'The ocean goes about its business impervious to the desires of scientists trying to understand it, let alone amateurs trying to describe it.'

So one “head” of the EGC is composed of this cold, fresh water exiting the Fram Strait to flow southward along the east coast of Greenland.  Because fresh water is lighter—therefore more buoyant than salty water—some portion of the current resides up on Greenland’s “continental” shelf, which sprawls roughly 60 miles seaward of the coast at a depth of about 200 to 400 meters.  But most of it hugs the shelf break, that is, the precipice of the submarine cliff that plunges to the seabed some 1,500 to several thousand meters.  Another recurring principle of physical oceanography is “stratification,” or layering in common language; in effect, lighter water tends to “float” atop heavier, denser water below.  And that brings us to the other “head” of the East Greenland Current.
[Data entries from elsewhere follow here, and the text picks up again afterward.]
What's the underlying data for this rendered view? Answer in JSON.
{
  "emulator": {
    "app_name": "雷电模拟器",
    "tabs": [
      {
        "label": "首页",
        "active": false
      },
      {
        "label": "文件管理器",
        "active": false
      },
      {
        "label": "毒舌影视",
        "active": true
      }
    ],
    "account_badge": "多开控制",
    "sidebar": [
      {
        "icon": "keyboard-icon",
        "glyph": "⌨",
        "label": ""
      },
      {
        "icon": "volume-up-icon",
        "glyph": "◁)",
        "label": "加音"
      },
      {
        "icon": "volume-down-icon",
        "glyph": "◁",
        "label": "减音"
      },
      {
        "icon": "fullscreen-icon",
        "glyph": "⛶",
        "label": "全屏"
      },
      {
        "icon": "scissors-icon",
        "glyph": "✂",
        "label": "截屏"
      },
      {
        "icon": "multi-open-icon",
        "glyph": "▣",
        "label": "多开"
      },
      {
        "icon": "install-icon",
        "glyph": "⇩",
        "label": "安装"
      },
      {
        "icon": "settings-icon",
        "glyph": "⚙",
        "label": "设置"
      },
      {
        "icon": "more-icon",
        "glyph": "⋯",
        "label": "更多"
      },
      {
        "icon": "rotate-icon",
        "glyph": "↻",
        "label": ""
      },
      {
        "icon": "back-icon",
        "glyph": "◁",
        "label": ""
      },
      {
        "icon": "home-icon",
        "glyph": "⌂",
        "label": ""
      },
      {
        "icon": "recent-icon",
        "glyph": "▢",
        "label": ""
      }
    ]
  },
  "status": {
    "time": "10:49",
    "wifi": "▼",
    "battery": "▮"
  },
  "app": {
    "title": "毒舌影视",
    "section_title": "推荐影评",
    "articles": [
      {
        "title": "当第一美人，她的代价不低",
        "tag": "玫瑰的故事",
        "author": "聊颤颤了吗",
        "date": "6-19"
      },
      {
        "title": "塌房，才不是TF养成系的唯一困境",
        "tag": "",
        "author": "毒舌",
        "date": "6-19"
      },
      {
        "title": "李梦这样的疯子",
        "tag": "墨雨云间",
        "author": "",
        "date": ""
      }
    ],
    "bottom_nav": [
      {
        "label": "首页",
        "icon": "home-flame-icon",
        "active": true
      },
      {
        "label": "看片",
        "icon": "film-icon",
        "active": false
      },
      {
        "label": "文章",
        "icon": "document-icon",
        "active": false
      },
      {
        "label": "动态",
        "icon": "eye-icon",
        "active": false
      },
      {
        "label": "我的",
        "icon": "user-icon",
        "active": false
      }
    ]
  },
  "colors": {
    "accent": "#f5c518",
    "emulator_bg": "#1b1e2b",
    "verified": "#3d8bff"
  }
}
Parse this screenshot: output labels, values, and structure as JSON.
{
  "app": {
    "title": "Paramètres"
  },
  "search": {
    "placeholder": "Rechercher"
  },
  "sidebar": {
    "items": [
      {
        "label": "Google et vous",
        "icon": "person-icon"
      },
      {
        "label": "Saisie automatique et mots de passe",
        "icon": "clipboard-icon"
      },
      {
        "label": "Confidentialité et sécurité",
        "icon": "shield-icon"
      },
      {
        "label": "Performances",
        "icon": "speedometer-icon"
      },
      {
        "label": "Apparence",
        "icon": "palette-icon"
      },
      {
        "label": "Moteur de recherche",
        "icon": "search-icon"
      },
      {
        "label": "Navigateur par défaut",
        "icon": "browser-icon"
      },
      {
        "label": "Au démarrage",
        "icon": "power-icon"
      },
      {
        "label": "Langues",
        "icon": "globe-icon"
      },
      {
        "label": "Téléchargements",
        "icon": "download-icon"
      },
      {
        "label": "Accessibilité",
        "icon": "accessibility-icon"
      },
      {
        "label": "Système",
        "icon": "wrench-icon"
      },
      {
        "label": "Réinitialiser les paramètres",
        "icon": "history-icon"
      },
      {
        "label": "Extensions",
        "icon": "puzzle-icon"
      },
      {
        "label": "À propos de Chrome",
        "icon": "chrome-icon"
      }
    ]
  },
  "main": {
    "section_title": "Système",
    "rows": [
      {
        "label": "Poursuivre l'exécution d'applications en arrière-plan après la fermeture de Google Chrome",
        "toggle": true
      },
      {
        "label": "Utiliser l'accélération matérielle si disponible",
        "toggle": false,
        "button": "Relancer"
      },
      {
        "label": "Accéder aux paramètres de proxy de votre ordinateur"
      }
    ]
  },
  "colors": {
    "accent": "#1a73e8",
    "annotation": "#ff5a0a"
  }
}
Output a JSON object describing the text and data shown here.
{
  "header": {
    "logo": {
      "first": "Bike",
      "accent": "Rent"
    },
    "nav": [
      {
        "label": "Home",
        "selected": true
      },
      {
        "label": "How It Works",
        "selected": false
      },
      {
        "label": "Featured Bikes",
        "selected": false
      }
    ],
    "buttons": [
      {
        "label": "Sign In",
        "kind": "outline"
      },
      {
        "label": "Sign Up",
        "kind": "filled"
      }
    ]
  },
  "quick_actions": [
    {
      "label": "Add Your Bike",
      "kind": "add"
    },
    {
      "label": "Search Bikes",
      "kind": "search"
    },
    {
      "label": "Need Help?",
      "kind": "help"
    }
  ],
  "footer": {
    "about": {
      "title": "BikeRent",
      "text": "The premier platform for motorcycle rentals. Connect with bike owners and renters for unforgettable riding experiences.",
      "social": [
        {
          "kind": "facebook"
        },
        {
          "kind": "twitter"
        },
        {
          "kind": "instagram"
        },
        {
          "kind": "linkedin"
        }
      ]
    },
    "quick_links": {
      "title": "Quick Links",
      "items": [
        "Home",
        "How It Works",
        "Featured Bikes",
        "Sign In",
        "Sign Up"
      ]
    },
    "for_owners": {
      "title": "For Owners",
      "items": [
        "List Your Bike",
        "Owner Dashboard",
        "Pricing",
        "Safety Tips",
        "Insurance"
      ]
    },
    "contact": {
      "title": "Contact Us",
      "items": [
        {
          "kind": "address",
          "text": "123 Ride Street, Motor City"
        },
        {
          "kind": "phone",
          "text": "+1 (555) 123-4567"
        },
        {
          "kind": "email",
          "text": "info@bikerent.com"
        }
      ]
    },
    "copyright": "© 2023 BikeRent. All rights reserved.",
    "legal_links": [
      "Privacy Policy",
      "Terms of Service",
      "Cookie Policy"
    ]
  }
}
As we’ve discussed previously (please see Overturning), that arm of the Gulf Stream, the North Atlantic Current (NAC), transports warm, salty water northward into the Nordic Seas.  While there is some penetration into the center of the Nordic basin, and some NAC water slips northward into the Arctic Ocean, much of it hugs the edges of the basin, as ocean currents are wont to do, then makes a U-turn (“retroflects” as they say) to flow southward—beneath the aforementioned cold, fresh part of the EGC.  Though stratified because of their density difference, both heads of the East Greenland Current flow as stacked twins roughly along the Greenland shelf break—and into the Denmark Strait, where the EGC combines with that North Icelandic Jet we discussed last time, thence into the deep North Atlantic south of Iceland.   And by this means, they sustain the vital Meridional Overturning Circulation.
I wish I could figure out how to describe to you these ocean dynamics without making them sound simple and straightforward while at the same time maintaining a semblance of clarity.  For now suffice it to say that the EGC is not a well-behaved stream as one flowing through a conduit.  It meanders and mixes; it spins off eddies spilling water out into the center of the basin; winds drive it up on the shelf and blow it off again; it does what it pleases.  It’s a confusing oceanographic “mess,” as Bob put it.  Though to the scientist beleaguered by the messy circulation in these waters, nothing happens in the ocean without cause and result.  The ocean goes about its business impervious to the desires of scientists trying to understand it, let alone amateurs trying to describe it.  But then if it were known, if it were as simple as I’ve made it sound, we wouldn’t need be out here.
- Dallas